Director Qubeka smartly unfolds the story via a seemingly disjointed timeline (although there is a method to the madness), jumping between the present and past throughout, each one revealing an increasing amount of back-story that helps make Sithole a full-realized character. The audience doesn't learn crucial pieces of information until the story demands it, and Qubeka makes each flashback reveal seem rather seamless.
He builds audience empathy for Sithole early on, even though we have some idea of what's to come (but aren't entirely certain), and then turns all of that on its head, revealing the monster that lies within, challenging everything that we've come to know about this man, and any care we might have for him. But, by the time this moment arrives, the audience would likely have already come to find Sithole pitiable, and while we may not necessarily be rooting for him to get away with what he's done, we're not necessarily wishing ill-will upon him either.
It's a delicate dance that works, and it's partly for this reason that I'd consider classifying the film as more of a dark dramedy, than your typical noir or thriller.
So while the film's non-chronological unfolding might be jarring at first, it sorts itself out as long as you're paying attention; and if you're patient, you'll be rewarded.
That it's a South African film is of little consequence. It's a story that could take place anywhere, as Qubeka keeps broader social/politcal/economical concerns on the fringes, and instead hones in on this small town, and its inhabitants, eventually rocked by a scandal, brought on by this out-of-towner, who's apparently set to leave death and destruction behind, wherever he's been and wherever he's going, moving on to the next city, where he's invisible, seemingly to start anew, although with his skeletons in tow.
DP Jonathan Kovel's black & white lensing is rich and assured, with some rather impressive camera work, that's crisp and seamless.
The film's sound design enhances mood and setting, and thankfully doesn't dominate.
I can understand why South African censors objected to the screening of the film at Durban a couple of months ago. It's certainly not for the prudish or skittish. There's nudity and violence to spare - although a lot of the violence is off-screen and suggested, assisted by the actors' reactions (Petronella Tshuma as Nolitha, the film's Lolita, gives a measured, nuanced performance, equally mature, mischievous, and youthfully naive), which are, in turn, ours.
Comedy relief is provided, in part, by Sithole's nosy and vociferous landlady, and her chubby-faced grandson, who's seemingly never without his dog.
A minor grievance would be the film's length. A shorter, more compact Of Good Report could pack more of a wallop, making for an even more impacting, intense experience.
Of Good Report represents an exciting shift previously observed on this blog, in the kinds of films currently being made in sub-Saharan Africa (in this case, South Africa) by and about black Africans, who appear to be getting more adventurous with genres, shedding preconceptions of what it means to be a black filmmaker from the continent.
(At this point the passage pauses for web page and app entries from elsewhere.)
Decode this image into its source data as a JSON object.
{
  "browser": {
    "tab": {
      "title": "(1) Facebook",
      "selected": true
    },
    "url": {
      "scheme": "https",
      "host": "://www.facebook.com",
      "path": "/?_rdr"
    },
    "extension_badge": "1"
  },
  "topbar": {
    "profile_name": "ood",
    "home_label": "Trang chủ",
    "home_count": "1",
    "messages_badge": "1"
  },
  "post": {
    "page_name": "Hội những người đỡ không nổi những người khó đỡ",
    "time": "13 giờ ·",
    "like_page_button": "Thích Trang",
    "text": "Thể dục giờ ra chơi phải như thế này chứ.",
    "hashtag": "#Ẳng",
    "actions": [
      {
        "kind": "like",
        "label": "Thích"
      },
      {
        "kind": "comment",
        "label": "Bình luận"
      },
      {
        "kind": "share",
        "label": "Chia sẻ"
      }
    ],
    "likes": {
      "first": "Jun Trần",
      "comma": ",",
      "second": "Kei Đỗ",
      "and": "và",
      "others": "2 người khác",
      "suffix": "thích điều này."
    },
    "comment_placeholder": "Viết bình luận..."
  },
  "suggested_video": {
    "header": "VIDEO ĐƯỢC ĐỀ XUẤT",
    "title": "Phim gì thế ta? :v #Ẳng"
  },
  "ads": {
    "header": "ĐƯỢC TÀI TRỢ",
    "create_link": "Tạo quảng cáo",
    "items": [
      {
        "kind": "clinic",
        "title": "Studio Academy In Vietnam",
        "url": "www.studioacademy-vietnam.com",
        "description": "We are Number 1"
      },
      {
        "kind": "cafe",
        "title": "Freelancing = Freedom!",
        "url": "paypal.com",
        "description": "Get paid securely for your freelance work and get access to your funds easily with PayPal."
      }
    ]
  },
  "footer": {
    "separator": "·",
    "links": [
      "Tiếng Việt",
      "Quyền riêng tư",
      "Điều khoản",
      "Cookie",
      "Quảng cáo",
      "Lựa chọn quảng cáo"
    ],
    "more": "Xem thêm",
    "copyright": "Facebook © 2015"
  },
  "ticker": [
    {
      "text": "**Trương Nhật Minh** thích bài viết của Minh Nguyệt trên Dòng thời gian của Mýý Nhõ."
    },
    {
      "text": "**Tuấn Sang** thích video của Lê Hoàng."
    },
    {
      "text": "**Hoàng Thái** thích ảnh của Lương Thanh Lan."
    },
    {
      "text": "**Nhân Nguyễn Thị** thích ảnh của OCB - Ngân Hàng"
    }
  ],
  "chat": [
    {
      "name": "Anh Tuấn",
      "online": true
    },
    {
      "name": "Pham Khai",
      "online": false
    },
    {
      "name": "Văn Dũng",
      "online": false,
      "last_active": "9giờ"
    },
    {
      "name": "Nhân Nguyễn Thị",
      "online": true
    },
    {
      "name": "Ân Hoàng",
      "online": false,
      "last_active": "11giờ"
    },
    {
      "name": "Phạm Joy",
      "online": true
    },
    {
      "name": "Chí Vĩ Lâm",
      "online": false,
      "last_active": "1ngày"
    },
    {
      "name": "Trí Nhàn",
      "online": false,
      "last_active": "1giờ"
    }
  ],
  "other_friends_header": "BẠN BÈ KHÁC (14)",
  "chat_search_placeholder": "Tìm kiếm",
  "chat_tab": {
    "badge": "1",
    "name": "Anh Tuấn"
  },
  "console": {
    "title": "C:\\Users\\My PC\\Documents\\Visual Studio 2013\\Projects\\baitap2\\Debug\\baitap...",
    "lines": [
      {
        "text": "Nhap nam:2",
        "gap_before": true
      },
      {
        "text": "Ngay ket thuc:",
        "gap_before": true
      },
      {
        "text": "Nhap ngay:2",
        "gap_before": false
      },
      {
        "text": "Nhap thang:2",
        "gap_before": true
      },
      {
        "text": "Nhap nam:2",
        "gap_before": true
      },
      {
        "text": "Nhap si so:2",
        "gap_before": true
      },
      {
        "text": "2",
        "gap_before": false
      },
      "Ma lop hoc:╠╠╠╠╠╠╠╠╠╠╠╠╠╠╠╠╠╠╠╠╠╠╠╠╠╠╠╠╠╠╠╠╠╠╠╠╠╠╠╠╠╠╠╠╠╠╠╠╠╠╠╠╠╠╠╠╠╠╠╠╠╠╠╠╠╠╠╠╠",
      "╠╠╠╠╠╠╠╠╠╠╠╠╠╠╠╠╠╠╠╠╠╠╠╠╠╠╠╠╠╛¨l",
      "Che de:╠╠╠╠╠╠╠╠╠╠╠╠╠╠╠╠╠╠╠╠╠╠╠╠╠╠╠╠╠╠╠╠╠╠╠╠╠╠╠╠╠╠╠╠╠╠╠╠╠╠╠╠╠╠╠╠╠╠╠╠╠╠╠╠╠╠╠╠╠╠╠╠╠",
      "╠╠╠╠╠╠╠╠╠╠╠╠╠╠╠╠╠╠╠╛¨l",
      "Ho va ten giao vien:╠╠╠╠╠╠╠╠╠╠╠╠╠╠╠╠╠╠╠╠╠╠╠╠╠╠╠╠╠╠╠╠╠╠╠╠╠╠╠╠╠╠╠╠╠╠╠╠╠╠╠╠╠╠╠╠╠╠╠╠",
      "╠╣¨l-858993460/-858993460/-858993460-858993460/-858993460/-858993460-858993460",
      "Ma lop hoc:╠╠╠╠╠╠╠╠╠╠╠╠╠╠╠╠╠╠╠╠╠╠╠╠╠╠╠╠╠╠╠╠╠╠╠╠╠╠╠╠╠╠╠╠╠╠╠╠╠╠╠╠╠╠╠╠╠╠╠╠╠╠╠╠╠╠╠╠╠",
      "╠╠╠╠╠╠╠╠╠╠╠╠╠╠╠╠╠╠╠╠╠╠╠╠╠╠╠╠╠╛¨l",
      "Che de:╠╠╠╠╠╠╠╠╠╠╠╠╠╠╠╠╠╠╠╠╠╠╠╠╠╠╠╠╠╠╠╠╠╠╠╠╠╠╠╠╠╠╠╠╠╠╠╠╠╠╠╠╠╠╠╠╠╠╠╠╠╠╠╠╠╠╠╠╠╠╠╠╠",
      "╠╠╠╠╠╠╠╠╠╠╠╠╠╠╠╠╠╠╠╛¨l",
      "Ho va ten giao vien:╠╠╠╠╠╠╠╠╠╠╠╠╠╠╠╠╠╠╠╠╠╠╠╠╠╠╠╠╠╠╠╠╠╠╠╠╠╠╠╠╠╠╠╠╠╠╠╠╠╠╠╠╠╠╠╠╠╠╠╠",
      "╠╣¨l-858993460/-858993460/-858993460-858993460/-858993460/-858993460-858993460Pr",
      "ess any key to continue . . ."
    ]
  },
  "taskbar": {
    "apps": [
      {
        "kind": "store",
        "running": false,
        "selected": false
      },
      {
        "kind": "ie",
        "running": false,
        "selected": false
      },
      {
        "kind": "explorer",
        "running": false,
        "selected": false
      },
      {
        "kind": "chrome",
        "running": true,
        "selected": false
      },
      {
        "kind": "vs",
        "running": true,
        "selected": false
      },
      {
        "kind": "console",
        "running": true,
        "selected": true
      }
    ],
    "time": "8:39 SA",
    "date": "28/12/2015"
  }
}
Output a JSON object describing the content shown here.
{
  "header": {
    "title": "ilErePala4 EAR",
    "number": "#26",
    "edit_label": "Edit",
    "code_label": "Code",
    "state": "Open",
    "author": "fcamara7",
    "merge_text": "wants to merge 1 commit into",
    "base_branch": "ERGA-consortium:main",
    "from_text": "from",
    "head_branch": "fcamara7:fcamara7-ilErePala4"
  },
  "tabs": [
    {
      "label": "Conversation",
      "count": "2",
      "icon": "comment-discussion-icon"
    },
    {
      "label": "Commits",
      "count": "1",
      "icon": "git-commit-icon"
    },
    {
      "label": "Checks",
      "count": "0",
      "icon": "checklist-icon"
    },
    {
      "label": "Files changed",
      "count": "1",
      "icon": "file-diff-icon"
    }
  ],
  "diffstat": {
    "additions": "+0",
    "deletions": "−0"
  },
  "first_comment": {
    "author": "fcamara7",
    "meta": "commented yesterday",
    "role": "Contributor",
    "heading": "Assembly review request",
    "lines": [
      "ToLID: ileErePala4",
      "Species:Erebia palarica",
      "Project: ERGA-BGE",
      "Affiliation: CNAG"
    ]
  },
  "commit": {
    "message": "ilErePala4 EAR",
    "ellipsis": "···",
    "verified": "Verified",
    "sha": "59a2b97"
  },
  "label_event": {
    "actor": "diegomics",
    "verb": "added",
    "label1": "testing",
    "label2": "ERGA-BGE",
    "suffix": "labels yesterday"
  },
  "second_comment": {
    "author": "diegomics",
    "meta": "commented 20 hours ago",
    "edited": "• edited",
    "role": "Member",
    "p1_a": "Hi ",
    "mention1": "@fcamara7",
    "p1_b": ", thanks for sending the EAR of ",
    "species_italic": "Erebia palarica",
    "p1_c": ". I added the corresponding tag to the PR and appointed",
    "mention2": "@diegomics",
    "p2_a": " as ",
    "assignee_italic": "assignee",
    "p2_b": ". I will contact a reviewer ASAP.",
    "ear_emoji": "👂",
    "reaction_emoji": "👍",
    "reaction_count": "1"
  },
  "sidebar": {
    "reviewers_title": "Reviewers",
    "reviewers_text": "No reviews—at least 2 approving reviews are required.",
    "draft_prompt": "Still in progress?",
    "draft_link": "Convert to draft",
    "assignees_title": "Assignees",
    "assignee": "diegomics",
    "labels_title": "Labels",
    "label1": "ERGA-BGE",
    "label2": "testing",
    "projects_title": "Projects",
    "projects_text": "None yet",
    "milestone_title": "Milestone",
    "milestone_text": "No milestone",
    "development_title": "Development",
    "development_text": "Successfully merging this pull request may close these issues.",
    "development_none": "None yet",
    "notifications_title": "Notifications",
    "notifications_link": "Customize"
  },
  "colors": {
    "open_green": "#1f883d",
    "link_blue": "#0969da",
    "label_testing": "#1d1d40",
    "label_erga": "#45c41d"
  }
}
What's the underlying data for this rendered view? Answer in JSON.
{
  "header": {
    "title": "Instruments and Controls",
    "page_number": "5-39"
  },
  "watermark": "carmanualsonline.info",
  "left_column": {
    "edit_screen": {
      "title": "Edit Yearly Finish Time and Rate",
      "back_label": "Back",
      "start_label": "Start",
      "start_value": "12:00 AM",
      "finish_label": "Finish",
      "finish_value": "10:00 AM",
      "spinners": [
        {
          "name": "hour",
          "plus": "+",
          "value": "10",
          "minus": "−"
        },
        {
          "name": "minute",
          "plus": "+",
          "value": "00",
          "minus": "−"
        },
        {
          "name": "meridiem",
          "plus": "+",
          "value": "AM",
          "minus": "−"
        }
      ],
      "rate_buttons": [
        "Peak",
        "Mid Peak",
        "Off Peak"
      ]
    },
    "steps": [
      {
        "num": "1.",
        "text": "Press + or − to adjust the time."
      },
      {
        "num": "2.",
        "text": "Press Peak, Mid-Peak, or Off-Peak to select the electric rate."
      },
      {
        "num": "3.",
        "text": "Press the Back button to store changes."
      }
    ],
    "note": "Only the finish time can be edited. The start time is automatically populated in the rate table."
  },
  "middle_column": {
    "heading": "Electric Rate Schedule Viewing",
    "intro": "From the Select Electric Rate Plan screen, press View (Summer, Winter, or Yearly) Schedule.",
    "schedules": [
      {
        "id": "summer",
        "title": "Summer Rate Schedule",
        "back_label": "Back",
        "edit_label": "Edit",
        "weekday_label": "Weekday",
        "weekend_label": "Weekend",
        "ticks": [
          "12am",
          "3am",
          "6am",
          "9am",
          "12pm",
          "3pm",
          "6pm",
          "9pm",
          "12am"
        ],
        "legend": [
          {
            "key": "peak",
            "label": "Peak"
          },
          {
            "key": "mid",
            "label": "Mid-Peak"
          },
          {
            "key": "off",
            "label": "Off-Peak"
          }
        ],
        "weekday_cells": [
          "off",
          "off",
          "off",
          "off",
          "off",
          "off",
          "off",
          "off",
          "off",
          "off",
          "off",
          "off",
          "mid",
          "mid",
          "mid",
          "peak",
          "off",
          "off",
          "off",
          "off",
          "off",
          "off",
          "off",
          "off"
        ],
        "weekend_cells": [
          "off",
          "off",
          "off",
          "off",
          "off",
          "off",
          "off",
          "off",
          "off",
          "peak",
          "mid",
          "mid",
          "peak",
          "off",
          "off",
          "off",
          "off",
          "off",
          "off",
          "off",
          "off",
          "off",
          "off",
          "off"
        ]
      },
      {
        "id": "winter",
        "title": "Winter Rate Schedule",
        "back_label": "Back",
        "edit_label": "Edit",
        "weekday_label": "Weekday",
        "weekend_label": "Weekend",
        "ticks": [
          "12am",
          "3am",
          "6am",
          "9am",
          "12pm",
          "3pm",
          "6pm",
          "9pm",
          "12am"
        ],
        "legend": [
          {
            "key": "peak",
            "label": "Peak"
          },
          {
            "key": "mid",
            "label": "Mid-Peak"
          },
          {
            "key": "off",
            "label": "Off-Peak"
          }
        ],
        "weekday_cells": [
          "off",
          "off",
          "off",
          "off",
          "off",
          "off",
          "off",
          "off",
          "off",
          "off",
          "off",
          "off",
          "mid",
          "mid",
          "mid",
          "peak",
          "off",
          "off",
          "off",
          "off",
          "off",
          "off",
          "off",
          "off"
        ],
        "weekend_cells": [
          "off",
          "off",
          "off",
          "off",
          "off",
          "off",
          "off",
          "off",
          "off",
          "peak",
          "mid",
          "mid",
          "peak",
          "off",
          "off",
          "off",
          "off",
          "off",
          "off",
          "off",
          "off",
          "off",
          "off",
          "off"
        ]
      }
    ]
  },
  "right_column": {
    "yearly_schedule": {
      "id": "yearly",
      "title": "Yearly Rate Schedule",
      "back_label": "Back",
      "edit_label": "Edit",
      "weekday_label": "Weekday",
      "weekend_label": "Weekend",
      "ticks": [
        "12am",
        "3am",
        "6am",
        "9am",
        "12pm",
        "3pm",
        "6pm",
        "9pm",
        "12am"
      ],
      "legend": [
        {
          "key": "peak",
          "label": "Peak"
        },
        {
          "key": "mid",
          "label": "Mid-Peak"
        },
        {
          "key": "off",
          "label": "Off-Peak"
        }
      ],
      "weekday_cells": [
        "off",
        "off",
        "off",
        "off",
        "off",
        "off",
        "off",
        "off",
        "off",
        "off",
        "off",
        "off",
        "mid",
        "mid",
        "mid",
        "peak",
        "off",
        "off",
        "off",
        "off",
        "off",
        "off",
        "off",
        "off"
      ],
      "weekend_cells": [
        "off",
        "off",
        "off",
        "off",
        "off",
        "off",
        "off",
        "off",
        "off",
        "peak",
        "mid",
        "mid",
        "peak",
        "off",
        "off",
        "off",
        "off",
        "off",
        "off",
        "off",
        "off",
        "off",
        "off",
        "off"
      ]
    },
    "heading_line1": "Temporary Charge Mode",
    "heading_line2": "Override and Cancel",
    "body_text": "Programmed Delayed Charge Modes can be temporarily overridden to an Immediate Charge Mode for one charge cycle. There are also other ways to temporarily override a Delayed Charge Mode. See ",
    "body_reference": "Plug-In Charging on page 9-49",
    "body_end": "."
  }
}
It's not often that we see *genre* feature films by black African filmmakers, starring black Africans, and, by all accounts, thus far this year, this is certainly one of the strongest and most ambitious to come my way.
South Africa's National Film and Video Foundation (NFVF) has an expressed goal of demonstrating that South African cinema can compete on the international stage, and show that stories by South African filmmakers can resonate in the international cinema market place.
With Of Good Report's showing at the Toronto International Film Festival last fall, where it receive the kind of international attention rarely afforded African feature films, the film kicked off to an auspicious start.
If you're in the New York City, see it at the New York African Film Festival, when it screens this Saturday night.
Here's a trailer for Of Good Report: